[Recorded data]
---

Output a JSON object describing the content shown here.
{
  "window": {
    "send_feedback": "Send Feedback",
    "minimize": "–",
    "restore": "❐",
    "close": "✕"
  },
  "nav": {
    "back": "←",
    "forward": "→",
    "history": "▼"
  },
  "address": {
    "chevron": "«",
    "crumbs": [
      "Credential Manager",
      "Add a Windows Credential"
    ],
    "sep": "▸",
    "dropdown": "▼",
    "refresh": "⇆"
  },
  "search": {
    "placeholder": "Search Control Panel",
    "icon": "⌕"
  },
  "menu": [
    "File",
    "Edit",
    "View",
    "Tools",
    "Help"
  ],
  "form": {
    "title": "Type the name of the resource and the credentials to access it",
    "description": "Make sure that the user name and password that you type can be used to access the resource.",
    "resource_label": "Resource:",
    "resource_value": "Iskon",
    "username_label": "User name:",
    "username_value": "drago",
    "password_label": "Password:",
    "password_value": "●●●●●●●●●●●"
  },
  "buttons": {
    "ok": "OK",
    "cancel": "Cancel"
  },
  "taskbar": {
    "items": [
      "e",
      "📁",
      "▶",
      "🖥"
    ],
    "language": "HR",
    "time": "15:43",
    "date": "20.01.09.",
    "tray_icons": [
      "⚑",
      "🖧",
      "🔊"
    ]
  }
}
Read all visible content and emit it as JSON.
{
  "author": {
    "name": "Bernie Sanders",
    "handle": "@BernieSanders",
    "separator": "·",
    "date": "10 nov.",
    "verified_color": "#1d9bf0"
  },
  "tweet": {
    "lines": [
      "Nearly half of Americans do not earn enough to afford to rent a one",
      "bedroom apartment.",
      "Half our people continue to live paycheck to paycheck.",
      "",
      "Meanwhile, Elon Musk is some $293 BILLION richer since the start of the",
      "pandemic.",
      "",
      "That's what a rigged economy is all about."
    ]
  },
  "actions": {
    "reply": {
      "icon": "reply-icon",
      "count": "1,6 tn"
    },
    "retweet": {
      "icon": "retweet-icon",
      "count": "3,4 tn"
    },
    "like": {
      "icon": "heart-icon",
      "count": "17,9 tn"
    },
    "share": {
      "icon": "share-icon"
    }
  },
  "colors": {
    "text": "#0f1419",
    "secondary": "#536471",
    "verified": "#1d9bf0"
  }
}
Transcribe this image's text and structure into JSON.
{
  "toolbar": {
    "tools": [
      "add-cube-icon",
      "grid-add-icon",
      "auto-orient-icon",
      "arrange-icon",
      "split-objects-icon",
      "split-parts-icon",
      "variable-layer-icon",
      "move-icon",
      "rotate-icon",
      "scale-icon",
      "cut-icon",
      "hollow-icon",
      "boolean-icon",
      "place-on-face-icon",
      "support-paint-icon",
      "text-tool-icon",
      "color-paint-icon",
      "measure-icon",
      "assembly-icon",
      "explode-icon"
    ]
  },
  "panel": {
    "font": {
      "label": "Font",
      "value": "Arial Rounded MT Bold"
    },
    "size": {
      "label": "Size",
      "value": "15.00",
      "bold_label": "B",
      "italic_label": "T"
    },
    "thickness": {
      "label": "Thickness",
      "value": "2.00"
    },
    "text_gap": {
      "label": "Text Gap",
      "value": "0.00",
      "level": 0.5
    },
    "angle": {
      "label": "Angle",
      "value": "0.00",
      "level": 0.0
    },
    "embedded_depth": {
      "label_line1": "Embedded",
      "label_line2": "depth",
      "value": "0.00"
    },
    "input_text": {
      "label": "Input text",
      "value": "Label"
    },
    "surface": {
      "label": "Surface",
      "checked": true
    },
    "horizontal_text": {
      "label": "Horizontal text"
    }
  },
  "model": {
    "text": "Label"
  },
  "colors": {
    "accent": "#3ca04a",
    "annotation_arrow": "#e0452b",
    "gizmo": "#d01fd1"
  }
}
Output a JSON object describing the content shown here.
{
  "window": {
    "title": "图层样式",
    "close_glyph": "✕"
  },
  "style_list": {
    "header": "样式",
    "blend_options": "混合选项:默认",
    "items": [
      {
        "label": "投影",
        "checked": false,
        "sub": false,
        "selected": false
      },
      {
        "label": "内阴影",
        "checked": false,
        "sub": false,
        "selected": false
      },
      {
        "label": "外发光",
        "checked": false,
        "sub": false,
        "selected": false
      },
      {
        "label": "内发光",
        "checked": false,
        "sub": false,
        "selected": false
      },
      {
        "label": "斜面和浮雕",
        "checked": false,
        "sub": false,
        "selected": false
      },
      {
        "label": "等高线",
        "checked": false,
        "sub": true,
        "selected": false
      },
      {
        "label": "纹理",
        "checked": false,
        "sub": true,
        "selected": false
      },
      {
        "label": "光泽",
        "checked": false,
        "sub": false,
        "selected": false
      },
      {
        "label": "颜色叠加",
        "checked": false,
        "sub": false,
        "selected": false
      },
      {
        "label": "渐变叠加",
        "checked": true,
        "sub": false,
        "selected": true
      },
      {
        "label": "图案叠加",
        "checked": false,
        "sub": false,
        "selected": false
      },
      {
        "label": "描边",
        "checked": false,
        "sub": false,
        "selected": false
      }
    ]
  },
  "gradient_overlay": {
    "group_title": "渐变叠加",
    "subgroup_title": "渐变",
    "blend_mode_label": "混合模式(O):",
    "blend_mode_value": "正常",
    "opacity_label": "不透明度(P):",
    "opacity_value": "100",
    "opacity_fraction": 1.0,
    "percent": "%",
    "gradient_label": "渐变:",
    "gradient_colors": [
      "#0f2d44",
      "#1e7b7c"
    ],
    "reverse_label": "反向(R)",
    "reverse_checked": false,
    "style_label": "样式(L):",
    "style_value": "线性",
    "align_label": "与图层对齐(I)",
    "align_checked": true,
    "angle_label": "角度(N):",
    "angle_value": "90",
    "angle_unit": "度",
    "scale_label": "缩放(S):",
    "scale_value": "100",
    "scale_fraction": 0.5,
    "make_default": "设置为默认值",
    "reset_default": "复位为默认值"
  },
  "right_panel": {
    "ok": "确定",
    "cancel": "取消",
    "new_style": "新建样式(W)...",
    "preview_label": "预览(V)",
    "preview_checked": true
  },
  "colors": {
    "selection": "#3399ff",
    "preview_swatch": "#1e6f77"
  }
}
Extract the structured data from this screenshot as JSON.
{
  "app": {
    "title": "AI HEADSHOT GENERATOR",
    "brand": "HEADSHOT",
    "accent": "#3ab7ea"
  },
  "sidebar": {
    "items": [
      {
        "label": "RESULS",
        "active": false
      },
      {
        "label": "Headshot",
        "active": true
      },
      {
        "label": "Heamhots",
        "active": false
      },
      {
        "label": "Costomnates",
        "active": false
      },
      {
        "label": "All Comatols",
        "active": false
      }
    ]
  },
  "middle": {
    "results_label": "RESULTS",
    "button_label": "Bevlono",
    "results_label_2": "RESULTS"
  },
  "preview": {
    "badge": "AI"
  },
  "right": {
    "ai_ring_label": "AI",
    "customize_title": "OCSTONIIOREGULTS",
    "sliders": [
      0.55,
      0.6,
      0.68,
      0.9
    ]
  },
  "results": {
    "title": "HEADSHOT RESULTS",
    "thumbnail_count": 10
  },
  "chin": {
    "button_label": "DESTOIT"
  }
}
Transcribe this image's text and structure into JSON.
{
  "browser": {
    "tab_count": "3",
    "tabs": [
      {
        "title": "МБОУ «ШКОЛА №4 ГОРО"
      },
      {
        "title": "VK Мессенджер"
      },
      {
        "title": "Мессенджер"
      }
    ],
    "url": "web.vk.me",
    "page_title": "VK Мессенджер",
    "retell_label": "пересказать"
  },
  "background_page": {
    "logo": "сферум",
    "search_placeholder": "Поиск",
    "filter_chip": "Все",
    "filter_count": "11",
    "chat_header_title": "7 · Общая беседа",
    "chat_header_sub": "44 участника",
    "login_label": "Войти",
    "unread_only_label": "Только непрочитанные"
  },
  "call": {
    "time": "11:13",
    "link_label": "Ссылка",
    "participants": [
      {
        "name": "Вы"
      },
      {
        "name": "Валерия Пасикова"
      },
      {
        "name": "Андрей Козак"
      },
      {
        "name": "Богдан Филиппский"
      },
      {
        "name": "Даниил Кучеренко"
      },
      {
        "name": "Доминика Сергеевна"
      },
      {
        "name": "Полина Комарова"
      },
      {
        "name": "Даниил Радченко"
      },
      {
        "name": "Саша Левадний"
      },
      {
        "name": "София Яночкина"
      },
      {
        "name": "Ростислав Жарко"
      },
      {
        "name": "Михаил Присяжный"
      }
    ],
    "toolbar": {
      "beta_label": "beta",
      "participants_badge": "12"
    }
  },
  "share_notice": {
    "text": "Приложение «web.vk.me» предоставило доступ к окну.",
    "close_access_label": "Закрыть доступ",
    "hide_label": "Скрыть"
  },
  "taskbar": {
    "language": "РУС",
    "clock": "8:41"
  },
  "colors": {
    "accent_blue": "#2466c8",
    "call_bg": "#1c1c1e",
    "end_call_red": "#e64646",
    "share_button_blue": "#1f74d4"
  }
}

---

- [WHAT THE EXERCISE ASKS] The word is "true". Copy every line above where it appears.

- [RESULT BELOW]
      "checked": true
        "sub": true,
        "sub": true,
        "checked": true,
        "selected": true
    "align_checked": true,
    "preview_checked": true
        "active": true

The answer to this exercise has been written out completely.